An exact, complete copy of the entries is what is needed.

DATA IN THIS EXERCISE Block Start

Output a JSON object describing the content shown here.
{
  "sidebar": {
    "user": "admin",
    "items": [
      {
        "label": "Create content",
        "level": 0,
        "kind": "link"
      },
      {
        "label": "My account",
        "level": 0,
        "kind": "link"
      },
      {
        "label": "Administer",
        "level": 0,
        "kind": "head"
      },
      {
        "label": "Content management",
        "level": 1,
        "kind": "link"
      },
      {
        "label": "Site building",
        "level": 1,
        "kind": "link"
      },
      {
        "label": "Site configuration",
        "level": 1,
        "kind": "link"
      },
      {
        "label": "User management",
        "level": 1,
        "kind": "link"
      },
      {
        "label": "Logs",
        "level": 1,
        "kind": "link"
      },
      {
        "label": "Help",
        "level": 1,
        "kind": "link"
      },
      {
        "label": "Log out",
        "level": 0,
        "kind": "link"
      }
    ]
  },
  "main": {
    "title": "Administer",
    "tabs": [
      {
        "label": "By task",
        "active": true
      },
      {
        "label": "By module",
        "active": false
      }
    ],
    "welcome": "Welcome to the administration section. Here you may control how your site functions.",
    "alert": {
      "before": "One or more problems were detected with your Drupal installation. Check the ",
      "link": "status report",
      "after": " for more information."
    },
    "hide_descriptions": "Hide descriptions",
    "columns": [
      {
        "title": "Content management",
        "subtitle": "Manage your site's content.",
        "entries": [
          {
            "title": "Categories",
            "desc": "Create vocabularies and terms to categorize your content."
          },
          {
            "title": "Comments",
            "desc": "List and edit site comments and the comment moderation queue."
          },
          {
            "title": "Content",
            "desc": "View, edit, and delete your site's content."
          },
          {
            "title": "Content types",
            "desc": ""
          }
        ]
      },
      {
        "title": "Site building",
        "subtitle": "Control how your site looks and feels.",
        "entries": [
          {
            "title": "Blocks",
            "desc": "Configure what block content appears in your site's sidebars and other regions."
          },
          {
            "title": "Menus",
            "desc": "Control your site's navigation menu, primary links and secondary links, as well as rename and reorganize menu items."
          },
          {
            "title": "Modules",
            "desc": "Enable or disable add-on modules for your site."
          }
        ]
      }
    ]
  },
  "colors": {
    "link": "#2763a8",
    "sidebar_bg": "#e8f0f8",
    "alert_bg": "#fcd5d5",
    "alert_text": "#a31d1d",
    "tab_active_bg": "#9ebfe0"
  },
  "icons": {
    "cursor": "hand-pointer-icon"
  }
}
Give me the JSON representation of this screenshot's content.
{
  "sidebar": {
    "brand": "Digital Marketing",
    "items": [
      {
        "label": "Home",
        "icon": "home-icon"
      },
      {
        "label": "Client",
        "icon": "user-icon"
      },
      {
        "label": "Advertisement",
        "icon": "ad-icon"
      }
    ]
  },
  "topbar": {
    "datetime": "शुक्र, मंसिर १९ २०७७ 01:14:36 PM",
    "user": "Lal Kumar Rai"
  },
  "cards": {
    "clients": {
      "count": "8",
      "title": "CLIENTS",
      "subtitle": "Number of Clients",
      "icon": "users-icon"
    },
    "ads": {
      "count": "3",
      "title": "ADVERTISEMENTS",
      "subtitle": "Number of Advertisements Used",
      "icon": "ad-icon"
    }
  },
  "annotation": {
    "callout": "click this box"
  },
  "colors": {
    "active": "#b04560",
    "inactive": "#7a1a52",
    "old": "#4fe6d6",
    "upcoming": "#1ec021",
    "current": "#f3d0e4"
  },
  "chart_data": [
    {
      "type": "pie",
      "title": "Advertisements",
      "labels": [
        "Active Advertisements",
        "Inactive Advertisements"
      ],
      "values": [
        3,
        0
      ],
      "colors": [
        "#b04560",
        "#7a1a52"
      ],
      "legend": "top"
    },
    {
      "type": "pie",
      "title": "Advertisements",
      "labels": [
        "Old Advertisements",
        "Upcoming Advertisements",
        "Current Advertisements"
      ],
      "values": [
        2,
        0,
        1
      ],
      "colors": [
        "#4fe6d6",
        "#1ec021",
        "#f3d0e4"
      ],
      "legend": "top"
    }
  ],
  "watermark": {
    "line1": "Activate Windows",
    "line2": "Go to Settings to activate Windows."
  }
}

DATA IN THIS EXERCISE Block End

__ANSWER TO THIS PROBLEM__:
Output a JSON object describing the content shown here.
{
  "sidebar": {
    "user": "admin",
    "items": [
      {
        "label": "Create content",
        "level": 0,
        "kind": "link"
      },
      {
        "label": "My account",
        "level": 0,
        "kind": "link"
      },
      {
        "label": "Administer",
        "level": 0,
        "kind": "head"
      },
      {
        "label": "Content management",
        "level": 1,
        "kind": "link"
      },
      {
        "label": "Site building",
        "level": 1,
        "kind": "link"
      },
      {
        "label": "Site configuration",
        "level": 1,
        "kind": "link"
      },
      {
        "label": "User management",
        "level": 1,
        "kind": "link"
      },
      {
        "label": "Logs",
        "level": 1,
        "kind": "link"
      },
      {
        "label": "Help",
        "level": 1,
        "kind": "link"
      },
      {
        "label": "Log out",
        "level": 0,
        "kind": "link"
      }
    ]
  },
  "main": {
    "title": "Administer",
    "tabs": [
      {
        "label": "By task",
        "active": true
      },
      {
        "label": "By module",
        "active": false
      }
    ],
    "welcome": "Welcome to the administration section. Here you may control how your site functions.",
    "alert": {
      "before": "One or more problems were detected with your Drupal installation. Check the ",
      "link": "status report",
      "after": " for more information."
    },
    "hide_descriptions": "Hide descriptions",
    "columns": [
      {
        "title": "Content management",
        "subtitle": "Manage your site's content.",
        "entries": [
          {
            "title": "Categories",
            "desc": "Create vocabularies and terms to categorize your content."
          },
          {
            "title": "Comments",
            "desc": "List and edit site comments and the comment moderation queue."
          },
          {
            "title": "Content",
            "desc": "View, edit, and delete your site's content."
          },
          {
            "title": "Content types",
            "desc": ""
          }
        ]
      },
      {
        "title": "Site building",
        "subtitle": "Control how your site looks and feels.",
        "entries": [
          {
            "title": "Blocks",
            "desc": "Configure what block content appears in your site's sidebars and other regions."
          },
          {
            "title": "Menus",
            "desc": "Control your site's navigation menu, primary links and secondary links, as well as rename and reorganize menu items."
          },
          {
            "title": "Modules",
            "desc": "Enable or disable add-on modules for your site."
          }
        ]
      }
    ]
  },
  "colors": {
    "link": "#2763a8",
    "sidebar_bg": "#e8f0f8",
    "alert_bg": "#fcd5d5",
    "alert_text": "#a31d1d",
    "tab_active_bg": "#9ebfe0"
  },
  "icons": {
    "cursor": "hand-pointer-icon"
  }
}
Give me the JSON representation of this screenshot's content.
{
  "sidebar": {
    "brand": "Digital Marketing",
    "items": [
      {
        "label": "Home",
        "icon": "home-icon"
      },
      {
        "label": "Client",
        "icon": "user-icon"
      },
      {
        "label": "Advertisement",
        "icon": "ad-icon"
      }
    ]
  },
  "topbar": {
    "datetime": "शुक्र, मंसिर १९ २०७७ 01:14:36 PM",
    "user": "Lal Kumar Rai"
  },
  "cards": {
    "clients": {
      "count": "8",
      "title": "CLIENTS",
      "subtitle": "Number of Clients",
      "icon": "users-icon"
    },
    "ads": {
      "count": "3",
      "title": "ADVERTISEMENTS",
      "subtitle": "Number of Advertisements Used",
      "icon": "ad-icon"
    }
  },
  "annotation": {
    "callout": "click this box"
  },
  "colors": {
    "active": "#b04560",
    "inactive": "#7a1a52",
    "old": "#4fe6d6",
    "upcoming": "#1ec021",
    "current": "#f3d0e4"
  },
  "chart_data": [
    {
      "type": "pie",
      "title": "Advertisements",
      "labels": [
        "Active Advertisements",
        "Inactive Advertisements"
      ],
      "values": [
        3,
        0
      ],
      "colors": [
        "#b04560",
        "#7a1a52"
      ],
      "legend": "top"
    },
    {
      "type": "pie",
      "title": "Advertisements",
      "labels": [
        "Old Advertisements",
        "Upcoming Advertisements",
        "Current Advertisements"
      ],
      "values": [
        2,
        0,
        1
      ],
      "colors": [
        "#4fe6d6",
        "#1ec021",
        "#f3d0e4"
      ],
      "legend": "top"
    }
  ],
  "watermark": {
    "line1": "Activate Windows",
    "line2": "Go to Settings to activate Windows."
  }
}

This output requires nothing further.